After two successful CD volumes, Kent’s look at the sort of R&B and club soul that could have been danced to by the original mods – if only they’d had the chance – arrives with a special vinyl edition.

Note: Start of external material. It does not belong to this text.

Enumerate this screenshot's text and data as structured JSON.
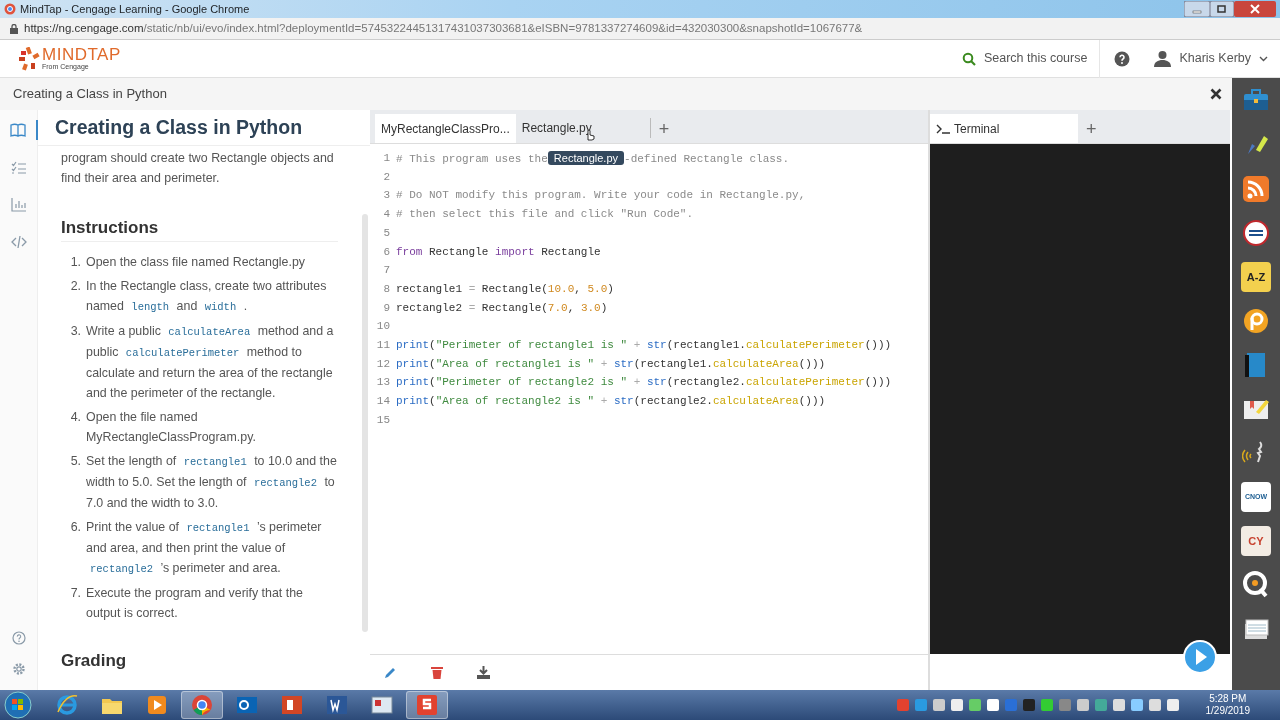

For a group of hip kids who like to be ahead of the crowd, it is interesting to note that the preferred listening medium of today’s mods is still vinyl. Our “Modernists” and “Modernism” CDs were widely acclaimed by those who had heard too many Hot 100 sounds and were ready to dig some rarer grooves. Especially for them, here’s a new vinyl edition, featuring newfound staples from Bessie Banks, Bob & Earl and Mel Williams, the latter of whom likens the aspiring youth of 1966 to a T-Bird. Little Johnny Hamilton’s hip ‘Go’ instrumental was previously only available to kids with a few hundred to spill on its northern soul flip, and Troy Dodds’ sublime ‘The Real Thing’ had been hiding under the expensive ‘Try My Love’, while Clarence Daniels & Obie Jessie’s Oscar Brown Jr-influenced ‘Hard Working Girl’ has only just come to light as an incredibly rare vinyl artefact. Similarly, although Philly’s Swan imprint was known to the record collecting cognoscenti of the UK’s 60s scene, Leroy Harris’ mean and moody ‘I’m Gonna Get You’ somehow escaped their attention.
Mod was always an international movement. While British soul fans went off in search of faster beats, their French and Belgian counterparts continued with the cool on the popcorn scene. This is epitomised by Hank Jacobs’ ‘East Side’, a fabulous piano-led instrumental from one of LA’s finest. It was big inLos Angeleson release, inAntwerpin the later 60s, and has since returned home to the low rider scene of recent years.
Unissued in any format until recent years, ultra-hip jazzer Floyd White’s ‘Another Child Lost’, Teddy Reynolds’ mid-60s soul groove ‘Ain’t That Soul’ and R&B vocal group the Corvairs’ ‘A Feeling Deep Inside’ are perfect for mods of any vintage. Enterprising mod DJ Lee Miller picked up on an unissued at the time 1963 recording called ‘Sundown’ by the Merced Blue notes from an Ace CD. He had an acetate made up to play out at gigs, renaming the song and artist to heighten the mystery. Having created a demand, only then did he come clean. These and Chuck Higgins’ take on ‘All Around The World’ are enjoying their first vinyl outings here.
ADY CROASDELL & DEAN RUDLAND